By now, I’ve talked about my oak leaf wine a few times. It’s been fermenting for close to 9 months, and it is still horribly sweet. OK, it’s not really horrible, but it’s way too sweet. I’m guess in the Montrachet yeast is pretty much finished.
After talking to some other brewers, I came up with a plan to try to kick the fermentation into high gear again. Pitching dry yeast right into the carboy isn’t going to do much, since there isn’t enough oxygen to allow the yeast to reproduce and the alcohol will kill the yeast before it can get going.
In order to overcome those challenges, you need the yeast to be super active and chowing down when it goes into that high-sugar/high-alcohol environment.
I sanitized this half-gallon jar,added a cup of water and the champagne yeast to start the re-hydration process.
After that, I got the starter solution going. I mixed 13 ounces of sugar with 3 pints of water and brought it up to a boil. Once it boiled for a couple minutes, I took it off the heat and added a teaspoon of yeast nutrient.
I put a cover on the pan and cooled it down in a cold water bath. Once it got down into the mid-80s Fahrenheit, I added the liquid to the jar and shook it up. Once it get going (tonight or tomorrow morning), I’m going to pitch it into the the carboy of wine and hope for the best.
Stay tuned, and I’ll let you know what happens in a few months.
Sometimes, you just want things to move more smoothly. On bottling day, I wish there was something I could do to make the process more efficient.
Brewing 12 gallons at a time, and bottle-conditioning, the day I fill bottles is the day that never passes as efficiently as I wish. Based on that frustration, I decided to create pints of priming solution.
I placed 1 and 1/4 cup of dry malt extract(DME) in each pint jar, since that is what I use for priming 5 gallons. I progressed to add enough water to fill the pint jar, shook until it was as dissolved as possible. Then I added water to fill up to a full pint.
After mixing, I placed the pints into my pressure cooker and processed at 15 pounds for 30 minutes.
There were several differences in creating the solution that caused some problems, and now I have four pints of over-dark priming solution with chunks in it.

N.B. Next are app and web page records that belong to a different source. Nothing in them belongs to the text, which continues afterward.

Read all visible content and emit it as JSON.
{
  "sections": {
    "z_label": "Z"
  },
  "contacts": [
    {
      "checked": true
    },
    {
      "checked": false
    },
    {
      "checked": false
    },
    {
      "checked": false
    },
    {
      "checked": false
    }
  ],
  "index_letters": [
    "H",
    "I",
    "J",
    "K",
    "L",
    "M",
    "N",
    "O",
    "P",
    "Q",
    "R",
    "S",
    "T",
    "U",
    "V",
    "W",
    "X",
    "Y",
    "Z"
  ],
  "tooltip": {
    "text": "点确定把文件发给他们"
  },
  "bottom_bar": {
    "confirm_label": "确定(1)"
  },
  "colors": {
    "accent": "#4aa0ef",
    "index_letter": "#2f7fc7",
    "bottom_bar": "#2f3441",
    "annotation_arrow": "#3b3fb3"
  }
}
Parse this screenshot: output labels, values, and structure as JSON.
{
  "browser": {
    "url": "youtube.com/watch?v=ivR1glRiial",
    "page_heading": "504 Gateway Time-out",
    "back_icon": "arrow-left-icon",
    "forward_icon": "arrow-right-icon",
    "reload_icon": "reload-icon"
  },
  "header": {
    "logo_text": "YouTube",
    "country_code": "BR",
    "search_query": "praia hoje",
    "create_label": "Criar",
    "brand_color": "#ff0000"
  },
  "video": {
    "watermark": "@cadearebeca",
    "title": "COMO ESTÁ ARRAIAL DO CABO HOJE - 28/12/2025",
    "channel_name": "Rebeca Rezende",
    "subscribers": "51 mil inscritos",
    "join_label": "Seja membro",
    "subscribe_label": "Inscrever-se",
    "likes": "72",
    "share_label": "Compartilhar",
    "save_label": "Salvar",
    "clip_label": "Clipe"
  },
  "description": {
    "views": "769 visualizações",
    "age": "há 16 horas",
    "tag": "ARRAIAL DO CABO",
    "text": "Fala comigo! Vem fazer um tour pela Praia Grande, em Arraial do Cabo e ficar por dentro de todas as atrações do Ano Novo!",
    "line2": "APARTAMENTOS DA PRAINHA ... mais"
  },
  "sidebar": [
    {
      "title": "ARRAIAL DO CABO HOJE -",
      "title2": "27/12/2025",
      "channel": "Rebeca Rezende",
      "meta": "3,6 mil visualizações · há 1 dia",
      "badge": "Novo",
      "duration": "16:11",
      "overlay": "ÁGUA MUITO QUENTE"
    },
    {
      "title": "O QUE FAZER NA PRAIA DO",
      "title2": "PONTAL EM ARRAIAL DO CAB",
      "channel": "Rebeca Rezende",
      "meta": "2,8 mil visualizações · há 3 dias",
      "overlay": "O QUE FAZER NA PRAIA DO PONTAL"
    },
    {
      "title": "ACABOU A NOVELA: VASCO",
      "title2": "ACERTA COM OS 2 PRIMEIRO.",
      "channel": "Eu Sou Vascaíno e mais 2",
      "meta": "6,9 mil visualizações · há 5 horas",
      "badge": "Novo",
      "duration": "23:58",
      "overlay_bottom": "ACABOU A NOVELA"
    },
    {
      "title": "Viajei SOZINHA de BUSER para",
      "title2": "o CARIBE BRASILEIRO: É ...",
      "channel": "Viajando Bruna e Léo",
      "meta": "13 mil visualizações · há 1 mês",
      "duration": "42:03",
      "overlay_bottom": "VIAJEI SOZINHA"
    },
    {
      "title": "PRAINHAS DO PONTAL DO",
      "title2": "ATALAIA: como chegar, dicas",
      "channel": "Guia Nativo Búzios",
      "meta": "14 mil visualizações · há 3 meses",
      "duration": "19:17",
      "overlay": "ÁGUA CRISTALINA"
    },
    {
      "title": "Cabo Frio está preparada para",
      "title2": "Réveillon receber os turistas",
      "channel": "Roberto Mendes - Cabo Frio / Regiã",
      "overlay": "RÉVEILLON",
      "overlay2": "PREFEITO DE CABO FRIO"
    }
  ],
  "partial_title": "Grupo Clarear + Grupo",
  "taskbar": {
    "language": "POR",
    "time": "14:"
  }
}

My normal procedure is to dissolve 1 and 1/4 cup DME in two cups of water. Looking back, I realize there was probably one cup of water in this solution. The resulting solution is the consistency of maple syrup, not quite the thickness of liquid malt extract. I had concerns before the processing in the pressure cooker, but thought it would be OK.
The increased temperature from the extra 15 pounds of pressure, increased the darkening reactions to the point where it appears to be stout colored. Dilution will lighten the color, but the clumps of DME prevent me from using it for bottling. Bottle-to-bottle variation would just be too great.
I will probably use these to add gravity during fermentation in stages. Hopefully these extracts will be good for staged additions.
Have you had experiences that don’t turn out as expected? Please comment below and let me know whether you were able to put the surprise(s) to use.
Please enter your e-mail address. You will receive a new password via e-mail.